6. ### AahzGuest

Aahz, Feb 5, 2010
7. ### Gerald BrittonGuest

I think it's because when you do ['a'].extend([]) or whatever, the
result is whatever the method "extend" returns. But "extend" has no
return value, hence you will see None if you do this interactively.

On Fri, Feb 5, 2010 at 10:55 AM, Aahz <> wrote:
> In article <>,
> Dan Brown  <> wrote:
>>
>>Why does extending a list with the empty list result in None?  It
>>seems very counterintuitive to me, at least --- I expected ['a'].extend
>>([]) to result in ['a'], not None.

>
> http://www.python.org/doc/faq/general/#why-doesn-t-list-sort-return-the-sorted-list
> --
> Aahz ()           <*>         http://www.pythoncraft.com/
>
> import antigravity
> --
> http://mail.python.org/mailman/listinfo/python-list
>

--
Gerald Britton

Gerald Britton, Feb 5, 2010
8. ### Bruno DesthuilliersGuest

Gerald Britton a écrit :
> I think it's because when you do ['a'].extend([]) or whatever, the
> result is whatever the method "extend" returns. But "extend" has no
> return value

It does : it returns None.

Bruno Desthuilliers, Feb 5, 2010
9. ### Jack DiederichGuest

On Fri, Feb 5, 2010 at 11:31 AM, Gerald Britton
<> wrote:
> I think it's because when you do ['a'].extend([]) or whatever, the
> result is whatever the method "extend" returns.  But "extend" has no
> return value, hence you will see None if you do this interactively.
>

That sums it up. In Python the convention is to raise an exception on
error, return a new value in the case where a new value is created,
and - as in this case - to return None for modification of an existing
value. Returning "None" is vexing if you are used to another language
that has a different convention but is expected for well behaved
python libraries.

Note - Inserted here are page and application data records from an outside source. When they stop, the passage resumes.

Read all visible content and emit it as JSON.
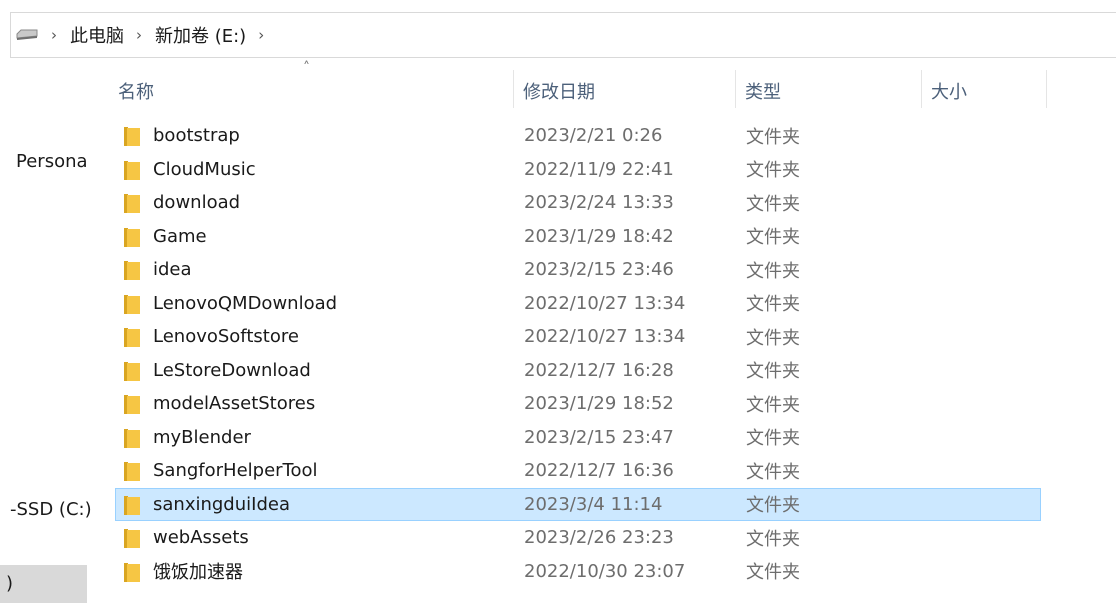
{
  "breadcrumb": {
    "drive_icon": "drive-icon",
    "items": [
      "此电脑",
      "新加卷 (E:)"
    ],
    "separator": ">"
  },
  "nav": {
    "personal_label": "Persona",
    "ssd_label": "-SSD (C:)",
    "selected_fragment": ")"
  },
  "columns": {
    "name": "名称",
    "date": "修改日期",
    "type": "类型",
    "size": "大小",
    "sort_indicator": "^"
  },
  "files": [
    {
      "name": "bootstrap",
      "date": "2023/2/21 0:26",
      "type": "文件夹",
      "selected": false
    },
    {
      "name": "CloudMusic",
      "date": "2022/11/9 22:41",
      "type": "文件夹",
      "selected": false
    },
    {
      "name": "download",
      "date": "2023/2/24 13:33",
      "type": "文件夹",
      "selected": false
    },
    {
      "name": "Game",
      "date": "2023/1/29 18:42",
      "type": "文件夹",
      "selected": false
    },
    {
      "name": "idea",
      "date": "2023/2/15 23:46",
      "type": "文件夹",
      "selected": false
    },
    {
      "name": "LenovoQMDownload",
      "date": "2022/10/27 13:34",
      "type": "文件夹",
      "selected": false
    },
    {
      "name": "LenovoSoftstore",
      "date": "2022/10/27 13:34",
      "type": "文件夹",
      "selected": false
    },
    {
      "name": "LeStoreDownload",
      "date": "2022/12/7 16:28",
      "type": "文件夹",
      "selected": false
    },
    {
      "name": "modelAssetStores",
      "date": "2023/1/29 18:52",
      "type": "文件夹",
      "selected": false
    },
    {
      "name": "myBlender",
      "date": "2023/2/15 23:47",
      "type": "文件夹",
      "selected": false
    },
    {
      "name": "SangforHelperTool",
      "date": "2022/12/7 16:36",
      "type": "文件夹",
      "selected": false
    },
    {
      "name": "sanxingduiIdea",
      "date": "2023/3/4 11:14",
      "type": "文件夹",
      "selected": true
    },
    {
      "name": "webAssets",
      "date": "2023/2/26 23:23",
      "type": "文件夹",
      "selected": false
    },
    {
      "name": "饿饭加速器",
      "date": "2022/10/30 23:07",
      "type": "文件夹",
      "selected": false
    }
  ],
  "colors": {
    "folder": "#f6c644",
    "selection": "#cce8ff",
    "selection_border": "#99d1ff",
    "header_text": "#4c607a"
  }
}
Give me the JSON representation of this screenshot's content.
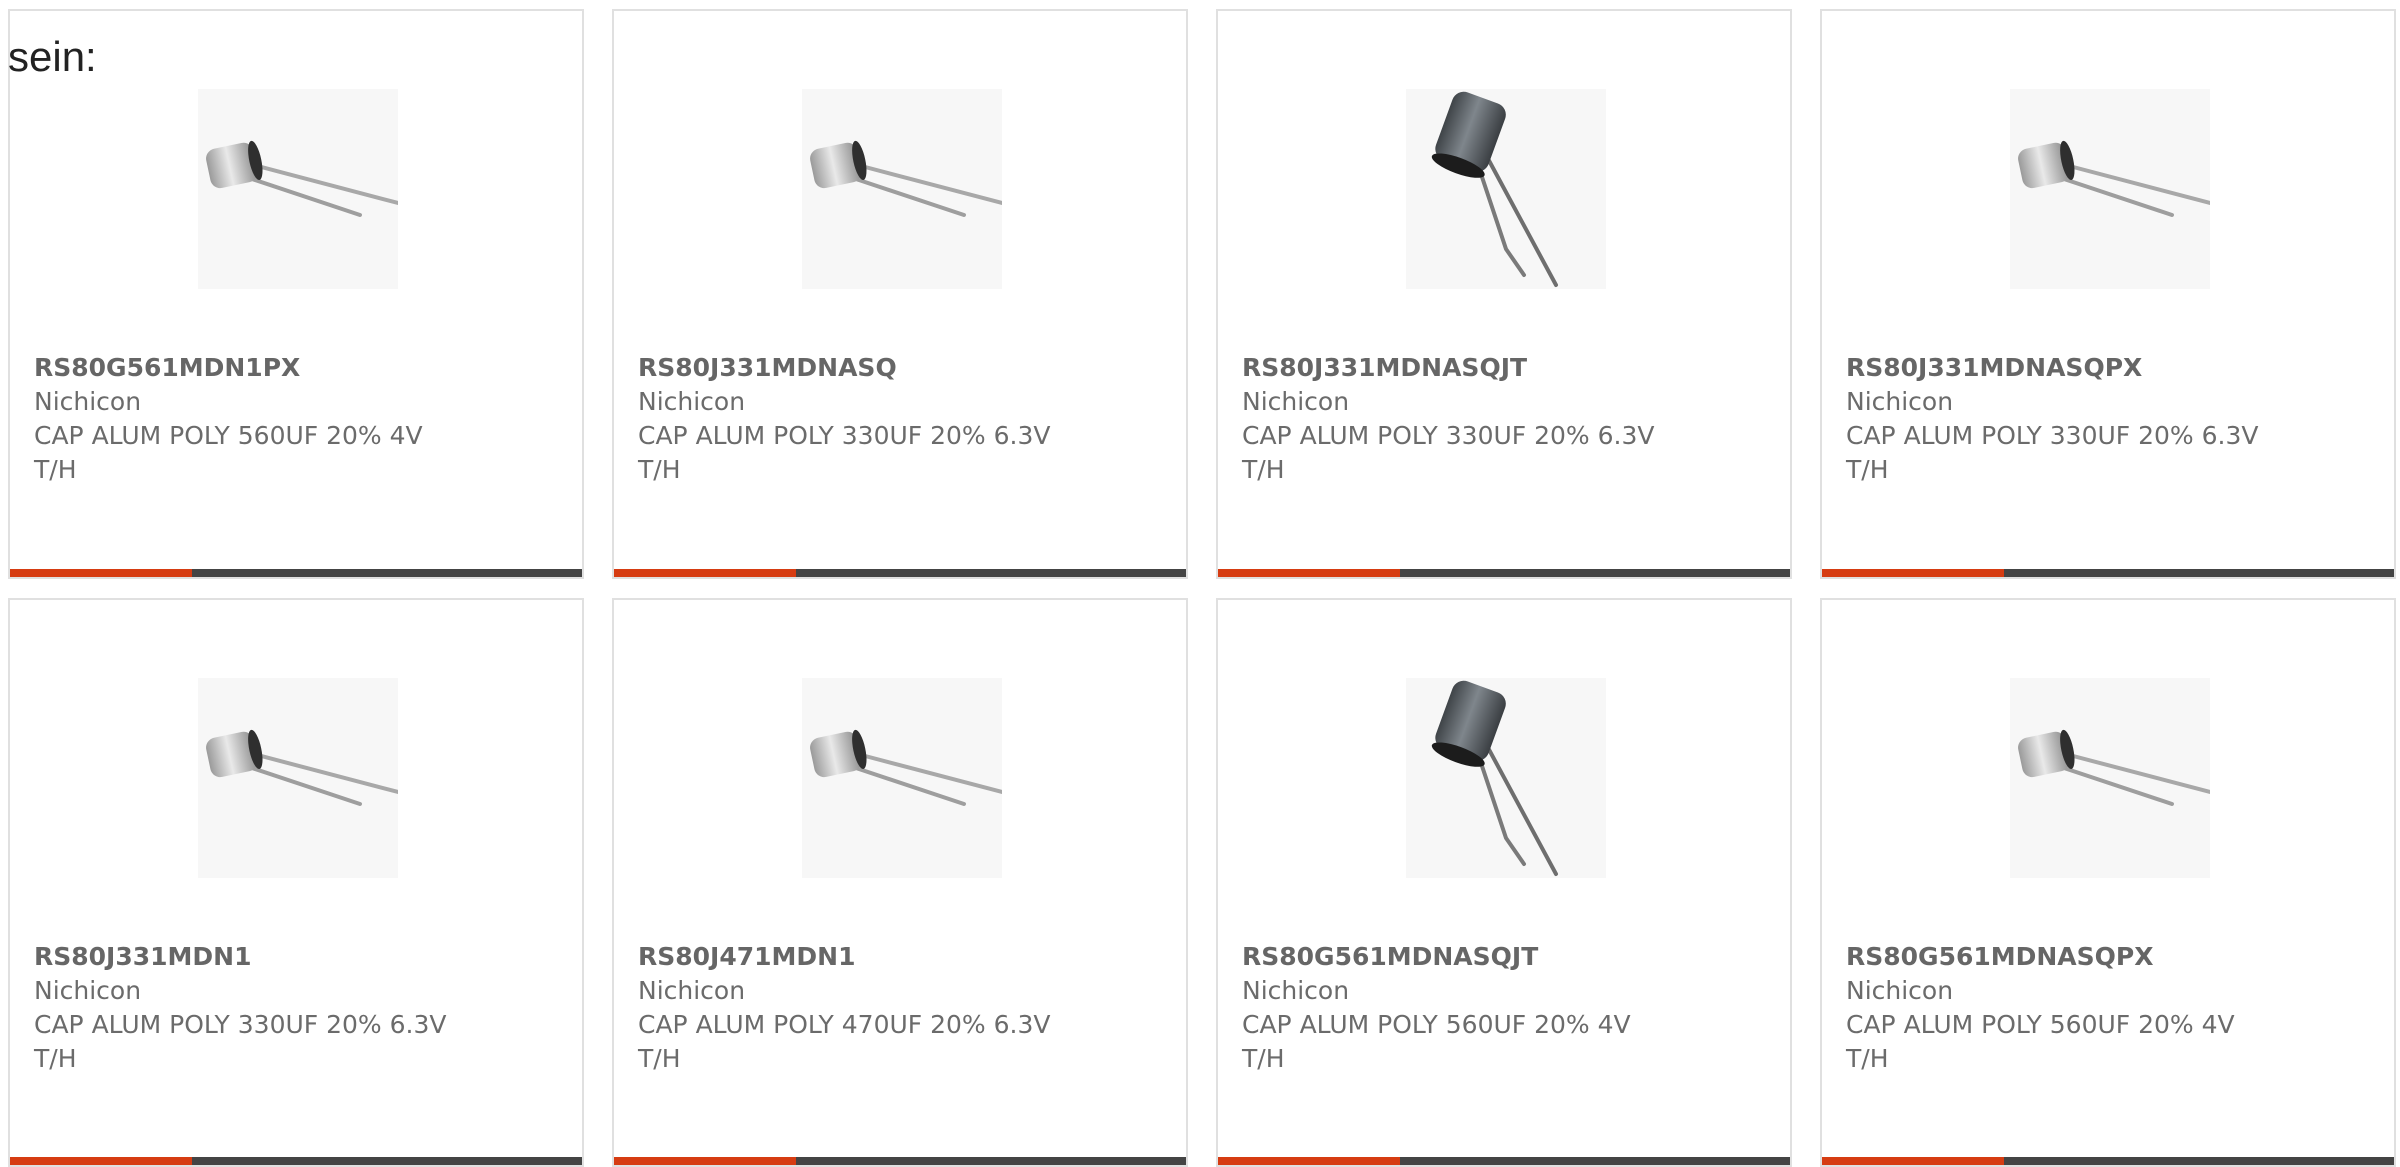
{
  "intro_text": "sein:",
  "accent_color": "#d63c12",
  "bar_color": "#444444",
  "products": [
    {
      "part": "RS80G561MDN1PX",
      "maker": "Nichicon",
      "desc": "CAP ALUM POLY 560UF 20% 4V",
      "mount": "T/H",
      "image_icon": "small-radial-capacitor-icon"
    },
    {
      "part": "RS80J331MDNASQ",
      "maker": "Nichicon",
      "desc": "CAP ALUM POLY 330UF 20% 6.3V",
      "mount": "T/H",
      "image_icon": "small-radial-capacitor-icon"
    },
    {
      "part": "RS80J331MDNASQJT",
      "maker": "Nichicon",
      "desc": "CAP ALUM POLY 330UF 20% 6.3V",
      "mount": "T/H",
      "image_icon": "dark-radial-capacitor-icon"
    },
    {
      "part": "RS80J331MDNASQPX",
      "maker": "Nichicon",
      "desc": "CAP ALUM POLY 330UF 20% 6.3V",
      "mount": "T/H",
      "image_icon": "small-radial-capacitor-icon"
    },
    {
      "part": "RS80J331MDN1",
      "maker": "Nichicon",
      "desc": "CAP ALUM POLY 330UF 20% 6.3V",
      "mount": "T/H",
      "image_icon": "small-radial-capacitor-icon"
    },
    {
      "part": "RS80J471MDN1",
      "maker": "Nichicon",
      "desc": "CAP ALUM POLY 470UF 20% 6.3V",
      "mount": "T/H",
      "image_icon": "small-radial-capacitor-icon"
    },
    {
      "part": "RS80G561MDNASQJT",
      "maker": "Nichicon",
      "desc": "CAP ALUM POLY 560UF 20% 4V",
      "mount": "T/H",
      "image_icon": "dark-radial-capacitor-icon"
    },
    {
      "part": "RS80G561MDNASQPX",
      "maker": "Nichicon",
      "desc": "CAP ALUM POLY 560UF 20% 4V",
      "mount": "T/H",
      "image_icon": "small-radial-capacitor-icon"
    }
  ]
}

So yeah, Python does it that way because the intent is to loudly and
regularly announce that something was modified or to loudly and
regularly announce that something new was /not/ created. It's a
boring story with no whiz-bang feature behind it, but I like that the
language behaves that way for exactly that reason.

-Jack

Jack Diederich, Feb 5, 2010